Some members think that the phrase has no use. If the page has numbers, then the phrase does not supply useful information to the reader. Also, if a page has the phrase, then the page is not blank.
In highly regulated documents, the use of 'intentionally blank' is usual and important. If a reader sees a blank page at the end of a section, possibly the reader will ask, "Is there some missing information?" The phrase is used in military publications.
One member is the manager of operation support for an airline. She explained that in the airline industry, 'intentionally blank' pages are used for operations manuals as standard practice.
In British Standards, the phrase is used if there is a blank page between the Foreword and the Scope, or if there is a blank page at the end of the document before the back cover. The phrase is applicable to the primary text. Because the phrase is in the footer, there is no inconsistency.
For loose-leaf documents, a reader will want to know if a new replacement page is correct. In this situation, a page date is probably also necessary.
Members suggested these alternatives to the phrase, "This page is intentionally blank":
- 'Your Notes'. The phrase gives the same message as the 'intentionally blank' message.
- "This page is provided to facilitate double sided printing."
A software company wanted a technical communicator to create technical documents for its software developers. One member attended a job interview. However, he did not get the job because he did not know how to write computer code. The member thinks that knowledge of programming is necessary for some jobs, but not for all jobs. What do other members think?
One member works for a software company. He does not need to understand the concepts of programming to write the documentation, but his knowledge of programming helps when he talks to software developers.
Another member wrote, "An author should be able to read and understand the language used when necessary in the functional/system specifications but they'd always have the engineers to refer back to anyway."
In one company that produces telecommunications equipment, a member is reviewing the technical documentation. The company's employees go to a customer and install the equipment. Primarily, the documentation is for the company's employees.
Much of the member's work is to ask questions instead of making changes.
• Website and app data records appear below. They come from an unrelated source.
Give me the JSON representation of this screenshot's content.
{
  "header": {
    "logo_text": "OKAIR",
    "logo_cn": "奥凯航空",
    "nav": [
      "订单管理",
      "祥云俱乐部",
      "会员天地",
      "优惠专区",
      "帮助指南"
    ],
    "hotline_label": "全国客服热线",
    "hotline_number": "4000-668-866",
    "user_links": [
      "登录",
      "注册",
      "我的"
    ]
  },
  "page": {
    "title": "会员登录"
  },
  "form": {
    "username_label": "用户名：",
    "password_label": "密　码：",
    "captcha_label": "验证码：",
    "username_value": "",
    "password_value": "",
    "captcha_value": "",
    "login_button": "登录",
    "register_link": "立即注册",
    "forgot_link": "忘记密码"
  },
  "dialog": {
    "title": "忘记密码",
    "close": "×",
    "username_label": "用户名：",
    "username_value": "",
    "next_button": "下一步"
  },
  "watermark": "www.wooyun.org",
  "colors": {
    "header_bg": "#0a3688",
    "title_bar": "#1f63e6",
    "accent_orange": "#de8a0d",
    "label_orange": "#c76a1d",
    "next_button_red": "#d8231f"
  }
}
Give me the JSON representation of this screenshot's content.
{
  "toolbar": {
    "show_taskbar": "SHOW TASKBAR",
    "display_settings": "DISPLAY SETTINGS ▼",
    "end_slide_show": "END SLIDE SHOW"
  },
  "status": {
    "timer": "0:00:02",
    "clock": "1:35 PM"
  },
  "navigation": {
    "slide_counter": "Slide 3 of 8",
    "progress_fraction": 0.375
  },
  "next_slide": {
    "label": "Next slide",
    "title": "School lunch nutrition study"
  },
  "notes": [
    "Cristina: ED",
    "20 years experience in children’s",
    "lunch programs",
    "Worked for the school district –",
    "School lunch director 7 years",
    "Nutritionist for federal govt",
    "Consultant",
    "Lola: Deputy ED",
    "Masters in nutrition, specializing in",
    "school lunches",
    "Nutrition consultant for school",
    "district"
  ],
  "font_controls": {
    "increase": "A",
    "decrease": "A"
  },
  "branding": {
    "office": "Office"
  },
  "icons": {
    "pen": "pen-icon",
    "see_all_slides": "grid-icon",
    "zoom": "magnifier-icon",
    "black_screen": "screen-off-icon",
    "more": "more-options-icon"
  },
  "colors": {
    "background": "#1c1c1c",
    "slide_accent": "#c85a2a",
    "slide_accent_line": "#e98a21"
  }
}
She gave these examples:
- "The logic in the flowchart and in the text does not match – which is correct?"
- "The measurements change half-way through the instructions – which set is correct?"
In the documentation, the words and the format of warnings for electrical installations are not consistent. She wanted to make sure that the usual terms are as follows:
- Warnings are for health hazards (possibly, you will die).
- Cautions are for equipment hazards (possibly, you will damage the equipment).
- Notes are for information and for useful detail (possibly, failure to obey will cause problems, but there will be no damage).
Sometimes, the term 'danger' is used, specially in the US. Sometimes, the difference between 'danger' and 'warning' is not clear.
One member recommended Safety instructions and warning messages in technical documentation by Lothar Franke and Mats Frendahl, MCSS (Marketing and Consulting Services Scandinavia), Sweden (www.mcss.se/pld/), ISBN 978-91-976659-9-5. For a review of the book, see InfoPlus+, November 2010.
Some related standards are as follows:
- IEC 60950.
- ANSI Z535.6. For a review, see 'ANSI Z535.6 and product safety' by Mathew Kundinger in Communicator, autumn 2008.
- BS 4884 Part 2 has definitions of warnings, cautions, and notes.